SUPPLIED DATA:
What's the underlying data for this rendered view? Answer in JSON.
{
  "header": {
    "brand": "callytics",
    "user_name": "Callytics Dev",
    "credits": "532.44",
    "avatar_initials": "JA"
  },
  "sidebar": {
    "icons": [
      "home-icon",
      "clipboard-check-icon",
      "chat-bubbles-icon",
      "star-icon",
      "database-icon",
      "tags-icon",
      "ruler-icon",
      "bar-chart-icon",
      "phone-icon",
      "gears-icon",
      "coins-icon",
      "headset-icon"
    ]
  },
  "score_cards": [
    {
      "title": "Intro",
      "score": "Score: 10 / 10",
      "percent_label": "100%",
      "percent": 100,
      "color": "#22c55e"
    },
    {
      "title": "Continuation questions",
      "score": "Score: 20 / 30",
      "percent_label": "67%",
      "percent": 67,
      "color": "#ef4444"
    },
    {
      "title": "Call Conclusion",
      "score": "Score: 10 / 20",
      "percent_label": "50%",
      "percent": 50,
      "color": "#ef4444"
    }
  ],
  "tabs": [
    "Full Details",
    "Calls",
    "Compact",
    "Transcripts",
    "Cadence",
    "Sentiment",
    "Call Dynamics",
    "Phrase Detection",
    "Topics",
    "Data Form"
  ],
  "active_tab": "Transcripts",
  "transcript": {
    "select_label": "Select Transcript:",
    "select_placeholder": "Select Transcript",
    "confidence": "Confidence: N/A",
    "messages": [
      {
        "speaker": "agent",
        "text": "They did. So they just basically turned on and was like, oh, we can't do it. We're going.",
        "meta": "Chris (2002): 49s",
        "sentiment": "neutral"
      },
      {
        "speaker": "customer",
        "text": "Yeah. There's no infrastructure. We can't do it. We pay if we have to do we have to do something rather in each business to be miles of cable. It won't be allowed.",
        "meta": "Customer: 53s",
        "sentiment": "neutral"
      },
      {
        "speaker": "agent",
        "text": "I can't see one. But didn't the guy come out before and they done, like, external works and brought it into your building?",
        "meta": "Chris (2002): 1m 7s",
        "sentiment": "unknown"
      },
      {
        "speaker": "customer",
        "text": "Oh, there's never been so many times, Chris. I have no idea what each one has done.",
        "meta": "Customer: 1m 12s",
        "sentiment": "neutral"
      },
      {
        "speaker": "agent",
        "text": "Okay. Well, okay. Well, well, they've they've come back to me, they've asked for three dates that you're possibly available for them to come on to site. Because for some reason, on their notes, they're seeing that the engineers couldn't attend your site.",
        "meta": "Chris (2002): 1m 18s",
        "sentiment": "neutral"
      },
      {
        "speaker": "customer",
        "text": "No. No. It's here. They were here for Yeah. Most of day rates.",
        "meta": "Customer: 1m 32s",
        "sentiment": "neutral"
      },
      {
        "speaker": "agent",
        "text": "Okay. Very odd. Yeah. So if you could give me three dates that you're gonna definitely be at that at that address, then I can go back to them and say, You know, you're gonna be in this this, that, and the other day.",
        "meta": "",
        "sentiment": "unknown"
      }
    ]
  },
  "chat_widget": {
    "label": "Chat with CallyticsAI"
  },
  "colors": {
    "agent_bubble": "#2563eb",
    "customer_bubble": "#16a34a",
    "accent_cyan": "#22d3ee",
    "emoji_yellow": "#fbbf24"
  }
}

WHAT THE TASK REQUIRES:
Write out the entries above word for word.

SOLUTION FOR THIS TASK:
What's the underlying data for this rendered view? Answer in JSON.
{
  "header": {
    "brand": "callytics",
    "user_name": "Callytics Dev",
    "credits": "532.44",
    "avatar_initials": "JA"
  },
  "sidebar": {
    "icons": [
      "home-icon",
      "clipboard-check-icon",
      "chat-bubbles-icon",
      "star-icon",
      "database-icon",
      "tags-icon",
      "ruler-icon",
      "bar-chart-icon",
      "phone-icon",
      "gears-icon",
      "coins-icon",
      "headset-icon"
    ]
  },
  "score_cards": [
    {
      "title": "Intro",
      "score": "Score: 10 / 10",
      "percent_label": "100%",
      "percent": 100,
      "color": "#22c55e"
    },
    {
      "title": "Continuation questions",
      "score": "Score: 20 / 30",
      "percent_label": "67%",
      "percent": 67,
      "color": "#ef4444"
    },
    {
      "title": "Call Conclusion",
      "score": "Score: 10 / 20",
      "percent_label": "50%",
      "percent": 50,
      "color": "#ef4444"
    }
  ],
  "tabs": [
    "Full Details",
    "Calls",
    "Compact",
    "Transcripts",
    "Cadence",
    "Sentiment",
    "Call Dynamics",
    "Phrase Detection",
    "Topics",
    "Data Form"
  ],
  "active_tab": "Transcripts",
  "transcript": {
    "select_label": "Select Transcript:",
    "select_placeholder": "Select Transcript",
    "confidence": "Confidence: N/A",
    "messages": [
      {
        "speaker": "agent",
        "text": "They did. So they just basically turned on and was like, oh, we can't do it. We're going.",
        "meta": "Chris (2002): 49s",
        "sentiment": "neutral"
      },
      {
        "speaker": "customer",
        "text": "Yeah. There's no infrastructure. We can't do it. We pay if we have to do we have to do something rather in each business to be miles of cable. It won't be allowed.",
        "meta": "Customer: 53s",
        "sentiment": "neutral"
      },
      {
        "speaker": "agent",
        "text": "I can't see one. But didn't the guy come out before and they done, like, external works and brought it into your building?",
        "meta": "Chris (2002): 1m 7s",
        "sentiment": "unknown"
      },
      {
        "speaker": "customer",
        "text": "Oh, there's never been so many times, Chris. I have no idea what each one has done.",
        "meta": "Customer: 1m 12s",
        "sentiment": "neutral"
      },
      {
        "speaker": "agent",
        "text": "Okay. Well, okay. Well, well, they've they've come back to me, they've asked for three dates that you're possibly available for them to come on to site. Because for some reason, on their notes, they're seeing that the engineers couldn't attend your site.",
        "meta": "Chris (2002): 1m 18s",
        "sentiment": "neutral"
      },
      {
        "speaker": "customer",
        "text": "No. No. It's here. They were here for Yeah. Most of day rates.",
        "meta": "Customer: 1m 32s",
        "sentiment": "neutral"
      },
      {
        "speaker": "agent",
        "text": "Okay. Very odd. Yeah. So if you could give me three dates that you're gonna definitely be at that at that address, then I can go back to them and say, You know, you're gonna be in this this, that, and the other day.",
        "meta": "",
        "sentiment": "unknown"
      }
    ]
  },
  "chat_widget": {
    "label": "Chat with CallyticsAI"
  },
  "colors": {
    "agent_bubble": "#2563eb",
    "customer_bubble": "#16a34a",
    "accent_cyan": "#22d3ee",
    "emoji_yellow": "#fbbf24"
  }
}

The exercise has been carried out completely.